# Directions for this task
Do any lines in the data below contain "JSON"? If so, copy every one of them.
*** Opening Records provided ***
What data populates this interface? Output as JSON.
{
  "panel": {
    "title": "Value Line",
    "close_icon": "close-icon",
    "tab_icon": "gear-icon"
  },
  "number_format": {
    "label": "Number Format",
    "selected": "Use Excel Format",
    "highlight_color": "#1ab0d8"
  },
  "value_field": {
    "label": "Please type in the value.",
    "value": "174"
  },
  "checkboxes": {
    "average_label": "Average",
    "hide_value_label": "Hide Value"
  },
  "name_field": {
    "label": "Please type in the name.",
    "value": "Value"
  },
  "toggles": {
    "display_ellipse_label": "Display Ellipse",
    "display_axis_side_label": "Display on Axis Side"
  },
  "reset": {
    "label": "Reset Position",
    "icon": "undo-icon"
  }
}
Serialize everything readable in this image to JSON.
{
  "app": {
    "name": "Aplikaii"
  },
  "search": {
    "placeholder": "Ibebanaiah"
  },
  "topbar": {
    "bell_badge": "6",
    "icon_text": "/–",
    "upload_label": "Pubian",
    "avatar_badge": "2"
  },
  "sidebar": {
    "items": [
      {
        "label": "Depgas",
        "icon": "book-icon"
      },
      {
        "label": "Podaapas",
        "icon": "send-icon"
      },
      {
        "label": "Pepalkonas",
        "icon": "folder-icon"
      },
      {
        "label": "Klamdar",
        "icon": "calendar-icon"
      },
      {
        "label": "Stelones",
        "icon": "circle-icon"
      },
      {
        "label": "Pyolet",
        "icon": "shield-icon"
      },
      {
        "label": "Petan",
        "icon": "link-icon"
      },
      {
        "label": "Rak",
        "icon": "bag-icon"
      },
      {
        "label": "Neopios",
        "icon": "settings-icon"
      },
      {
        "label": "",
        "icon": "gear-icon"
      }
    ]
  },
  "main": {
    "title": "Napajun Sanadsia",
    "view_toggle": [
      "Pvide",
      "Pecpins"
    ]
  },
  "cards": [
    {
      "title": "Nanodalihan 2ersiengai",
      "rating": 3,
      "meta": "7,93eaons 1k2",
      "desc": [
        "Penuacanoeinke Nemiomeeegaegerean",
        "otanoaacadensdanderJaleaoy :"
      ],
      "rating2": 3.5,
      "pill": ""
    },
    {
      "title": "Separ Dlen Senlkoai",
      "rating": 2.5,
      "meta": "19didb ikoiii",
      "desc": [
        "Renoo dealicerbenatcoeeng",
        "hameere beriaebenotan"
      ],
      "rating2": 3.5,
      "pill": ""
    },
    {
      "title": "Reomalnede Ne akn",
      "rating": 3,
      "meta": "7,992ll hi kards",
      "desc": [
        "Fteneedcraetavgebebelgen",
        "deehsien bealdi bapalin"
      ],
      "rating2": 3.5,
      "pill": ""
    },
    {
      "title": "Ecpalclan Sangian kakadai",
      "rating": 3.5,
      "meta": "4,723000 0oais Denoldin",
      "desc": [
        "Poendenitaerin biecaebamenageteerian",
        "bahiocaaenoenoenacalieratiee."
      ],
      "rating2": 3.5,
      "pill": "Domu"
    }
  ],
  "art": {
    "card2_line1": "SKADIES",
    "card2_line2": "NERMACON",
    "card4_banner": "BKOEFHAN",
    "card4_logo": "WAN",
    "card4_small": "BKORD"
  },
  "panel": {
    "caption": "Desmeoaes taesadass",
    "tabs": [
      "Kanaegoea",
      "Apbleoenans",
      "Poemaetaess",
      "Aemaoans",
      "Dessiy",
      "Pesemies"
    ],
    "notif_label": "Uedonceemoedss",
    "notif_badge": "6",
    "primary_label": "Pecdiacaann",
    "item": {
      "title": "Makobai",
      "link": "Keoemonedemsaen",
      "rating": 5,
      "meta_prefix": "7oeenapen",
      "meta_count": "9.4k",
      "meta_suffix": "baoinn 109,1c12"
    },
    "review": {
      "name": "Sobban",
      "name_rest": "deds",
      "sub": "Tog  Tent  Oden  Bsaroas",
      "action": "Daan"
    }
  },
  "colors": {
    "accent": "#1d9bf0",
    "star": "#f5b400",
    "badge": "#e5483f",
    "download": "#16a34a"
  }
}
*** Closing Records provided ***
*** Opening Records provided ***
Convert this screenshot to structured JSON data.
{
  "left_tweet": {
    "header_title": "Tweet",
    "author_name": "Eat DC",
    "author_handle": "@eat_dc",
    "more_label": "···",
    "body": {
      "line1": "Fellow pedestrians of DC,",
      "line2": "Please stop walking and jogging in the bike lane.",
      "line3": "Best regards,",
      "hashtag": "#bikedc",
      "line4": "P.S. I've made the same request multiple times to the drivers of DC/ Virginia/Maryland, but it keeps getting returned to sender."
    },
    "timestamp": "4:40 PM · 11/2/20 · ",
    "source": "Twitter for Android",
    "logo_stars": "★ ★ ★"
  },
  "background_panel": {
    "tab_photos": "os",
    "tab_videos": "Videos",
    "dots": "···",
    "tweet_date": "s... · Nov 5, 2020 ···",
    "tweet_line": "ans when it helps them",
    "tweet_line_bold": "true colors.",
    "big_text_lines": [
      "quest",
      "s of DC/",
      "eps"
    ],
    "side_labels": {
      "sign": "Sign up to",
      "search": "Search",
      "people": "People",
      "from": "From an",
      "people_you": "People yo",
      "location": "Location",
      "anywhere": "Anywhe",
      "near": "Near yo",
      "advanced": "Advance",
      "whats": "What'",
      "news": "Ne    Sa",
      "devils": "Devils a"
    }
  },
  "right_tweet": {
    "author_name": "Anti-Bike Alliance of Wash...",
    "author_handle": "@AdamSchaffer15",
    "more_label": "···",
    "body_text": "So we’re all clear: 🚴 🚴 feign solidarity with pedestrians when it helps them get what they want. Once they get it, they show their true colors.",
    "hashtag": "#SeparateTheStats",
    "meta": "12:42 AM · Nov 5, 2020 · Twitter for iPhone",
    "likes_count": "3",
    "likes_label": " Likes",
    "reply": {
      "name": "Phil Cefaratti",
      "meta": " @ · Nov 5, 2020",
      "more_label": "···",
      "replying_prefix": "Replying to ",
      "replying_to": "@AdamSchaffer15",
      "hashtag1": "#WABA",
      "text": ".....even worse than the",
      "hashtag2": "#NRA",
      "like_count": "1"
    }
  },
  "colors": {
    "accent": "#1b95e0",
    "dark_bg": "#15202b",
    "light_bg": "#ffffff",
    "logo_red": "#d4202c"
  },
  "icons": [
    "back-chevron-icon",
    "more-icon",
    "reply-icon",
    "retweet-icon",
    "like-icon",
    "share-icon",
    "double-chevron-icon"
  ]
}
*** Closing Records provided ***
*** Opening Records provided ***
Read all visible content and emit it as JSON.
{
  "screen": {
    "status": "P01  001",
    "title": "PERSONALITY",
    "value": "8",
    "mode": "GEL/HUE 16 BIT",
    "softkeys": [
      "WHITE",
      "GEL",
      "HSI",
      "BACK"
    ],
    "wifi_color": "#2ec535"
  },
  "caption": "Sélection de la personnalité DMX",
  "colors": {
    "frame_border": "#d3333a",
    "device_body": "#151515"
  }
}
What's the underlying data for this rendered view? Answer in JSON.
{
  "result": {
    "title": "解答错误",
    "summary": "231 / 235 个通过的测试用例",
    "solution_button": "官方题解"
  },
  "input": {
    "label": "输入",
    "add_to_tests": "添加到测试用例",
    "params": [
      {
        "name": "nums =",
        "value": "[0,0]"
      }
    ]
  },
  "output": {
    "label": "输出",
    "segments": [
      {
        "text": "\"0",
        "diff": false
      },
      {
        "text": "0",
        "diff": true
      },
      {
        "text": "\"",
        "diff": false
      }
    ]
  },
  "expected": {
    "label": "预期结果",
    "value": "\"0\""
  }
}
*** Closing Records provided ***
# Response to the task
What data populates this interface? Output as JSON.
Serialize everything readable in this image to JSON.
Convert this screenshot to structured JSON data.
Read all visible content and emit it as JSON.
What's the underlying data for this rendered view? Answer in JSON.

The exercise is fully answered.